Clow and Perry listed parties at the table: House and Senate education committee members; lawmakers from the committee that spent three summers reviewing the existing formula; staff from Gov. Brad Little’s office, the State Department of Education and the State Board of Education; and representatives of ISBA, Idaho Education Association, Idaho Association of School Administrators and charter school groups.
Although some education groups expressed concern they weren’t at the table to develop the original draft, Perry said the ISBA is pleased to play a role in development of the bill at this point.
“It’s engaging, yes,” she said. “(The meetings) seem to be productive, though we’ve only had two of them.”
The Senate Education Committee is not meeting Tuesday afternoon in order to facilitate the funding formula meeting.
ISBA Day on the Hill

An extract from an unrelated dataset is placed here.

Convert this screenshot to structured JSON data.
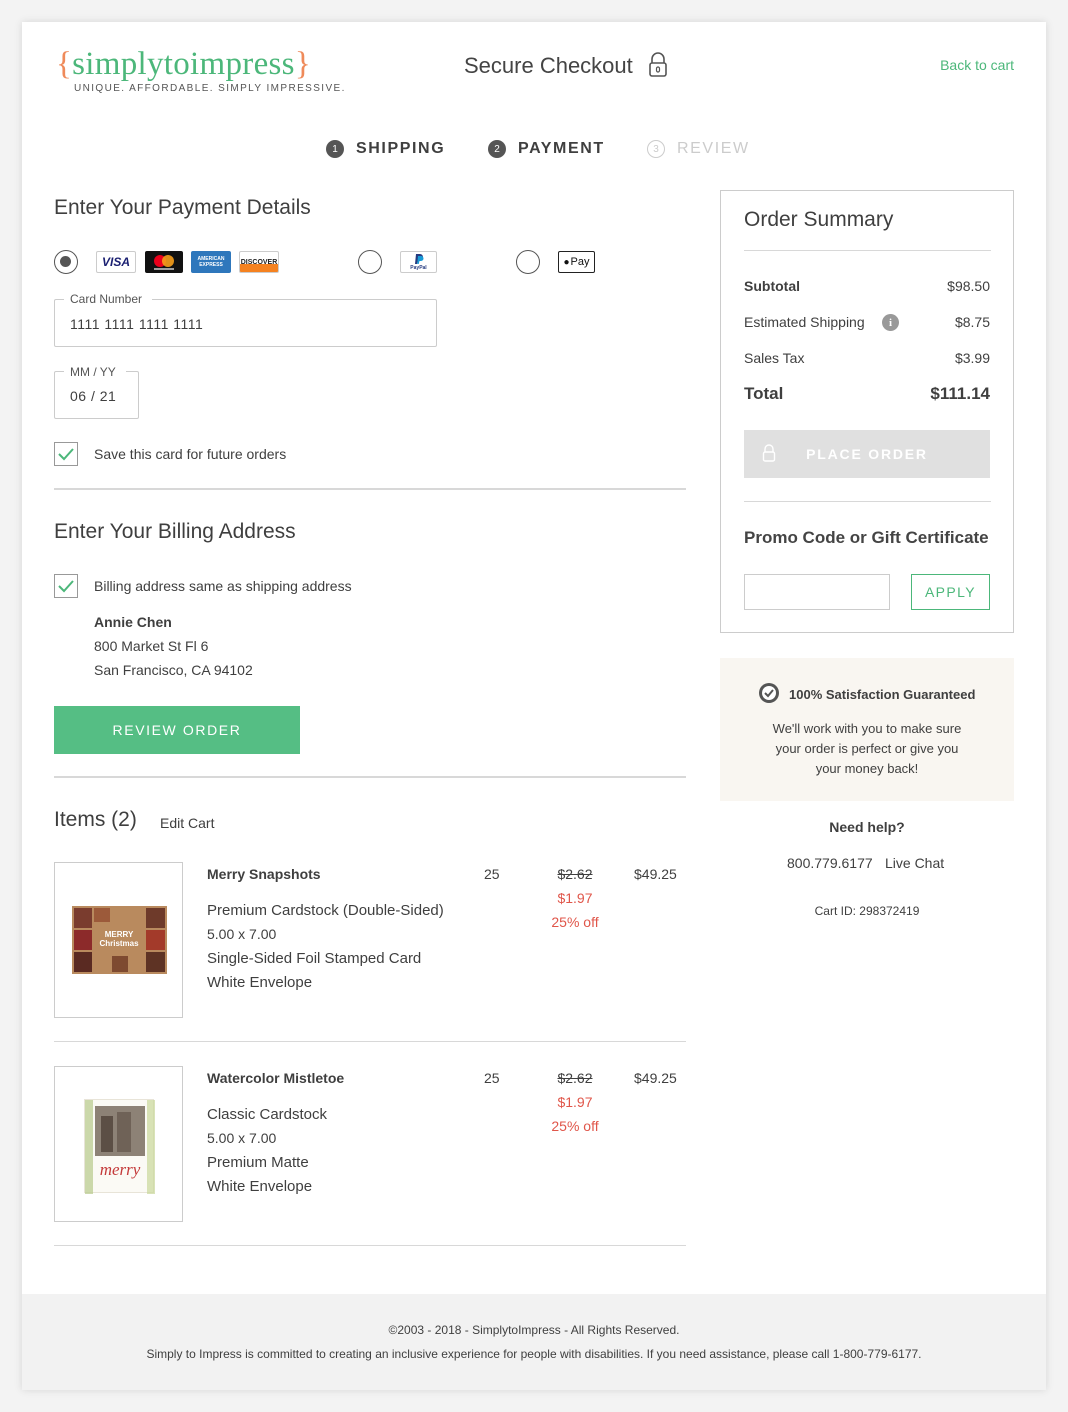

About 175 school trustees and several superintendents are meeting with legislators and making their pitch for education initiatives early this week as part of ISBA’s Day on the Hill activities.
Trustees nearly filled the Statehouse’s largest hearing room, the Lincoln Auditorium, for Tuesday’s House Education Committee meeting. A similar crowd packed the room for Monday afternoon’s Senate Education Committee meeting.

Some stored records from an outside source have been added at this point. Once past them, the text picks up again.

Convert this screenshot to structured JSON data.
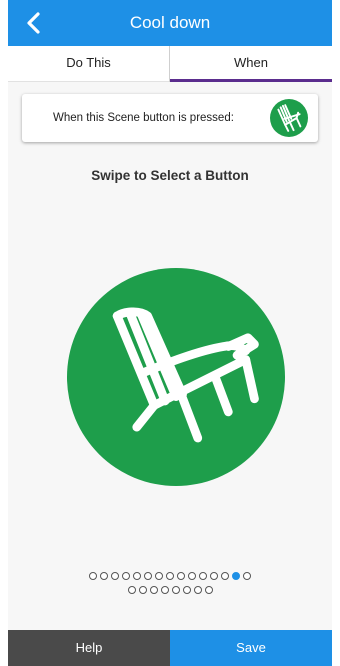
{
  "header": {
    "title": "Cool down",
    "back_icon": "chevron-left-icon"
  },
  "tabs": [
    {
      "label": "Do This",
      "selected": false
    },
    {
      "label": "When",
      "selected": true
    }
  ],
  "colors": {
    "header": "#1e90e6",
    "tab_indicator": "#5b2d8e",
    "icon_green": "#1e9e4b",
    "help_bg": "#4a4a4a",
    "save_bg": "#1e90e6"
  },
  "trigger_card": {
    "text": "When this Scene button is pressed:",
    "icon": "adirondack-chair-icon"
  },
  "selector": {
    "instruction": "Swipe to Select a Button",
    "selected_icon": "adirondack-chair-icon",
    "page_dots": {
      "row1_count": 15,
      "row2_count": 8,
      "active_index": 13
    }
  },
  "footer": {
    "help_label": "Help",
    "save_label": "Save"
  }
}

Clow called on trustees to share their experiences, wants and needs with House Education during an open forum. About a dozen trustees spoke up. Here are some highlights:
- Mike Dominguez, a member of the Mountain View school board, said his district is “running about $3 million short right now.” He asked legislators to keep small districts in mind as they contemplate a new funding formula. As Mountain View’s enrollment decreases, a funding decrease will immediately follow, even though the district still must maintain buildings, pay the bills and continue course offerings for the remaining pupils. “We’re looking at having to cut extracurricular activities, cut two teachers and put more kids in a classroom, and that is not a fair education. We ask taxpayers for what we can ask for, but if they tell us no, we’re going to make cuts.”
- Nancy Gregory, a member of the Boise school board, asked legislators to keep the career ladder teacher salary line item outside the funding formula. She said a wealth adjustment in the funding formula could destabilize education funding. “Because this is the lifeblood of districts, it’s not something that can be toggled and motioned back and forth,” Gregory said. “We need to provide a steady stream of income districts can count on with predictability.”
- Jim Stoor, a Soda Springs school board member, said it is time for legislators to have a serious conversation about lowering the two-thirds supermajority requirement to pass a bond issue. ISBA has pushed for lowering the bond threshold for years, but legislators have resisted calls to make the change. “We ask now that the minority doesn’t speak for the majority,” Stoor said.
ISBA President Jennifer Parkins spoke to Senate Education Monday about ISBA’s support for using state dollars on programs for 4-year-olds — an idea that has so far failed to gain traction in the Statehouse. (More from Idaho Education News reporter Kevin Richert.)